══ DATA FOR PROCESSING ══

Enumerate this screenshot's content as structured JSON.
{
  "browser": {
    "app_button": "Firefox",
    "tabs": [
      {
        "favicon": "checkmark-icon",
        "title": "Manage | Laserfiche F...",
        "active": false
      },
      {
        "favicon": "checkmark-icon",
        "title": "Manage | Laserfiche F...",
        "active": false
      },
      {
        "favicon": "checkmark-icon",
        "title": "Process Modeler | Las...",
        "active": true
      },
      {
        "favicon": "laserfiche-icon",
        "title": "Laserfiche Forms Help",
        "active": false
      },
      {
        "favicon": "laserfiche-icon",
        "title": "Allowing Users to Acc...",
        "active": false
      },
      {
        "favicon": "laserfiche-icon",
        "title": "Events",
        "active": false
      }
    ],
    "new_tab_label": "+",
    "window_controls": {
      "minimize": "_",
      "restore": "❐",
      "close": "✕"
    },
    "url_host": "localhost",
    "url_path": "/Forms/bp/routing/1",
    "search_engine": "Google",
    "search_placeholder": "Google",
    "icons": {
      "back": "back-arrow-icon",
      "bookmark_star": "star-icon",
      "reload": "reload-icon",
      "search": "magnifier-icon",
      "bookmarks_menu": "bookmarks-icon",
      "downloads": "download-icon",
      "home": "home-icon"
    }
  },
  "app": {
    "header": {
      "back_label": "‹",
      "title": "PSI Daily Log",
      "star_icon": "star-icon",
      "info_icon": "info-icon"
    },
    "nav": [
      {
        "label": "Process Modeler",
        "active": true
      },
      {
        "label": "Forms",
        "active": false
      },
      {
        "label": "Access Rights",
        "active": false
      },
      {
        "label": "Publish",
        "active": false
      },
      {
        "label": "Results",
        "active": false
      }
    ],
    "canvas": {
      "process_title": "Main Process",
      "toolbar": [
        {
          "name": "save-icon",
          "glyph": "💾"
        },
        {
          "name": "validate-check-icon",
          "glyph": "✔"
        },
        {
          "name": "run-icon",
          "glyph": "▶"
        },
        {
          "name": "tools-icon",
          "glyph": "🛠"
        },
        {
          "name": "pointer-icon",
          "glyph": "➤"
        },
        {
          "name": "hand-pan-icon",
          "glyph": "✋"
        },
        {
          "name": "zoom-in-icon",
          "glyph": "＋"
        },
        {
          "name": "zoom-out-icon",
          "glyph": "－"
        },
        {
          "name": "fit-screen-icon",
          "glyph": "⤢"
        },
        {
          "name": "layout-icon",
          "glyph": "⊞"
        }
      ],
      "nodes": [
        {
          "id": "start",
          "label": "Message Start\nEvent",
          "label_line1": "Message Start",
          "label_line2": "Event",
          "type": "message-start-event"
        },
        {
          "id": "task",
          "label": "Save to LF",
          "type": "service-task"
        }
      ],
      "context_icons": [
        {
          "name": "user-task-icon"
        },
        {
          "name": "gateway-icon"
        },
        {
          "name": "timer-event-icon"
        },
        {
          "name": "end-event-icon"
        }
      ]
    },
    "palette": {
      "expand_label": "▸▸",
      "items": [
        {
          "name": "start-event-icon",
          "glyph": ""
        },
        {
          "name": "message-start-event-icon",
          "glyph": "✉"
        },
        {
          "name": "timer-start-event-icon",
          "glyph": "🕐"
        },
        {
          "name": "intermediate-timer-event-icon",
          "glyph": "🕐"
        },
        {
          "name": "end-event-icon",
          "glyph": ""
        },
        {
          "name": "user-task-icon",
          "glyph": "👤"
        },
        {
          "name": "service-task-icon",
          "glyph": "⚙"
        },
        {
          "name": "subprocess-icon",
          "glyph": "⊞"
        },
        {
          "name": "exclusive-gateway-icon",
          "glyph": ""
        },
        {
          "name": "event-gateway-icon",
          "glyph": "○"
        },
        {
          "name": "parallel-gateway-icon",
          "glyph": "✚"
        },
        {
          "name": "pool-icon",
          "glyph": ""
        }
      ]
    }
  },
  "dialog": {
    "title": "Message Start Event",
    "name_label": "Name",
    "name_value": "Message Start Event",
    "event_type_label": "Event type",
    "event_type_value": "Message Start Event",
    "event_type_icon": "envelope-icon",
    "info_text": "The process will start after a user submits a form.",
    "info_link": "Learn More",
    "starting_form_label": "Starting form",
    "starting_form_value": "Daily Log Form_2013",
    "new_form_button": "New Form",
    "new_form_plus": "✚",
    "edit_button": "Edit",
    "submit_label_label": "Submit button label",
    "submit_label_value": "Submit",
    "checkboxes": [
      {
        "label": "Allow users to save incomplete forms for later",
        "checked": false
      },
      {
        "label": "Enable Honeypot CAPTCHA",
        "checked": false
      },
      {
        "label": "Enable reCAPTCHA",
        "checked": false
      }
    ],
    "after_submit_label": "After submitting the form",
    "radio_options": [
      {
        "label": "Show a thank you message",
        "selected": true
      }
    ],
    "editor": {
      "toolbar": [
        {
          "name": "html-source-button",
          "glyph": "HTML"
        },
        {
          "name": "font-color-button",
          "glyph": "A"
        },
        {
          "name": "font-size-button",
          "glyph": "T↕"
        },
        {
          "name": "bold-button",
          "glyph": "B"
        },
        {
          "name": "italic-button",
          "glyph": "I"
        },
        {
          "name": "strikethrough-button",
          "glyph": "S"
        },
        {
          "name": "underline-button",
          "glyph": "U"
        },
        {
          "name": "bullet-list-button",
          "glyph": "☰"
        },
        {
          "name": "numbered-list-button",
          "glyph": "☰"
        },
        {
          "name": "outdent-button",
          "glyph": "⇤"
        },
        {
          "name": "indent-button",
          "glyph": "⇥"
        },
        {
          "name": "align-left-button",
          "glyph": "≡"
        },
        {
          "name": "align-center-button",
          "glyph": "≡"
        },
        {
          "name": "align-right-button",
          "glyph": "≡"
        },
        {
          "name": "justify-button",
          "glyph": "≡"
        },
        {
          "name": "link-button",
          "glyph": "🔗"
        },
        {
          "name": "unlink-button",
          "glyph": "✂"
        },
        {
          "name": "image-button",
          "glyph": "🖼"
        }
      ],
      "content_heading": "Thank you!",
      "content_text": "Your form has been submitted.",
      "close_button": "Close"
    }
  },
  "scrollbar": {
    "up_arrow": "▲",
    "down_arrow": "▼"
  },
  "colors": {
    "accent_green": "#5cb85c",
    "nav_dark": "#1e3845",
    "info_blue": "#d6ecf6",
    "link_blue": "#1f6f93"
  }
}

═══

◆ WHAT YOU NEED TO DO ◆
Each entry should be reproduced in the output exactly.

◆ RESPONSE TO THIS EXERCISE ◆
Enumerate this screenshot's content as structured JSON.
{
  "browser": {
    "app_button": "Firefox",
    "tabs": [
      {
        "favicon": "checkmark-icon",
        "title": "Manage | Laserfiche F...",
        "active": false
      },
      {
        "favicon": "checkmark-icon",
        "title": "Manage | Laserfiche F...",
        "active": false
      },
      {
        "favicon": "checkmark-icon",
        "title": "Process Modeler | Las...",
        "active": true
      },
      {
        "favicon": "laserfiche-icon",
        "title": "Laserfiche Forms Help",
        "active": false
      },
      {
        "favicon": "laserfiche-icon",
        "title": "Allowing Users to Acc...",
        "active": false
      },
      {
        "favicon": "laserfiche-icon",
        "title": "Events",
        "active": false
      }
    ],
    "new_tab_label": "+",
    "window_controls": {
      "minimize": "_",
      "restore": "❐",
      "close": "✕"
    },
    "url_host": "localhost",
    "url_path": "/Forms/bp/routing/1",
    "search_engine": "Google",
    "search_placeholder": "Google",
    "icons": {
      "back": "back-arrow-icon",
      "bookmark_star": "star-icon",
      "reload": "reload-icon",
      "search": "magnifier-icon",
      "bookmarks_menu": "bookmarks-icon",
      "downloads": "download-icon",
      "home": "home-icon"
    }
  },
  "app": {
    "header": {
      "back_label": "‹",
      "title": "PSI Daily Log",
      "star_icon": "star-icon",
      "info_icon": "info-icon"
    },
    "nav": [
      {
        "label": "Process Modeler",
        "active": true
      },
      {
        "label": "Forms",
        "active": false
      },
      {
        "label": "Access Rights",
        "active": false
      },
      {
        "label": "Publish",
        "active": false
      },
      {
        "label": "Results",
        "active": false
      }
    ],
    "canvas": {
      "process_title": "Main Process",
      "toolbar": [
        {
          "name": "save-icon",
          "glyph": "💾"
        },
        {
          "name": "validate-check-icon",
          "glyph": "✔"
        },
        {
          "name": "run-icon",
          "glyph": "▶"
        },
        {
          "name": "tools-icon",
          "glyph": "🛠"
        },
        {
          "name": "pointer-icon",
          "glyph": "➤"
        },
        {
          "name": "hand-pan-icon",
          "glyph": "✋"
        },
        {
          "name": "zoom-in-icon",
          "glyph": "＋"
        },
        {
          "name": "zoom-out-icon",
          "glyph": "－"
        },
        {
          "name": "fit-screen-icon",
          "glyph": "⤢"
        },
        {
          "name": "layout-icon",
          "glyph": "⊞"
        }
      ],
      "nodes": [
        {
          "id": "start",
          "label": "Message Start\nEvent",
          "label_line1": "Message Start",
          "label_line2": "Event",
          "type": "message-start-event"
        },
        {
          "id": "task",
          "label": "Save to LF",
          "type": "service-task"
        }
      ],
      "context_icons": [
        {
          "name": "user-task-icon"
        },
        {
          "name": "gateway-icon"
        },
        {
          "name": "timer-event-icon"
        },
        {
          "name": "end-event-icon"
        }
      ]
    },
    "palette": {
      "expand_label": "▸▸",
      "items": [
        {
          "name": "start-event-icon",
          "glyph": ""
        },
        {
          "name": "message-start-event-icon",
          "glyph": "✉"
        },
        {
          "name": "timer-start-event-icon",
          "glyph": "🕐"
        },
        {
          "name": "intermediate-timer-event-icon",
          "glyph": "🕐"
        },
        {
          "name": "end-event-icon",
          "glyph": ""
        },
        {
          "name": "user-task-icon",
          "glyph": "👤"
        },
        {
          "name": "service-task-icon",
          "glyph": "⚙"
        },
        {
          "name": "subprocess-icon",
          "glyph": "⊞"
        },
        {
          "name": "exclusive-gateway-icon",
          "glyph": ""
        },
        {
          "name": "event-gateway-icon",
          "glyph": "○"
        },
        {
          "name": "parallel-gateway-icon",
          "glyph": "✚"
        },
        {
          "name": "pool-icon",
          "glyph": ""
        }
      ]
    }
  },
  "dialog": {
    "title": "Message Start Event",
    "name_label": "Name",
    "name_value": "Message Start Event",
    "event_type_label": "Event type",
    "event_type_value": "Message Start Event",
    "event_type_icon": "envelope-icon",
    "info_text": "The process will start after a user submits a form.",
    "info_link": "Learn More",
    "starting_form_label": "Starting form",
    "starting_form_value": "Daily Log Form_2013",
    "new_form_button": "New Form",
    "new_form_plus": "✚",
    "edit_button": "Edit",
    "submit_label_label": "Submit button label",
    "submit_label_value": "Submit",
    "checkboxes": [
      {
        "label": "Allow users to save incomplete forms for later",
        "checked": false
      },
      {
        "label": "Enable Honeypot CAPTCHA",
        "checked": false
      },
      {
        "label": "Enable reCAPTCHA",
        "checked": false
      }
    ],
    "after_submit_label": "After submitting the form",
    "radio_options": [
      {
        "label": "Show a thank you message",
        "selected": true
      }
    ],
    "editor": {
      "toolbar": [
        {
          "name": "html-source-button",
          "glyph": "HTML"
        },
        {
          "name": "font-color-button",
          "glyph": "A"
        },
        {
          "name": "font-size-button",
          "glyph": "T↕"
        },
        {
          "name": "bold-button",
          "glyph": "B"
        },
        {
          "name": "italic-button",
          "glyph": "I"
        },
        {
          "name": "strikethrough-button",
          "glyph": "S"
        },
        {
          "name": "underline-button",
          "glyph": "U"
        },
        {
          "name": "bullet-list-button",
          "glyph": "☰"
        },
        {
          "name": "numbered-list-button",
          "glyph": "☰"
        },
        {
          "name": "outdent-button",
          "glyph": "⇤"
        },
        {
          "name": "indent-button",
          "glyph": "⇥"
        },
        {
          "name": "align-left-button",
          "glyph": "≡"
        },
        {
          "name": "align-center-button",
          "glyph": "≡"
        },
        {
          "name": "align-right-button",
          "glyph": "≡"
        },
        {
          "name": "justify-button",
          "glyph": "≡"
        },
        {
          "name": "link-button",
          "glyph": "🔗"
        },
        {
          "name": "unlink-button",
          "glyph": "✂"
        },
        {
          "name": "image-button",
          "glyph": "🖼"
        }
      ],
      "content_heading": "Thank you!",
      "content_text": "Your form has been submitted.",
      "close_button": "Close"
    }
  },
  "scrollbar": {
    "up_arrow": "▲",
    "down_arrow": "▼"
  },
  "colors": {
    "accent_green": "#5cb85c",
    "nav_dark": "#1e3845",
    "info_blue": "#d6ecf6",
    "link_blue": "#1f6f93"
  }
}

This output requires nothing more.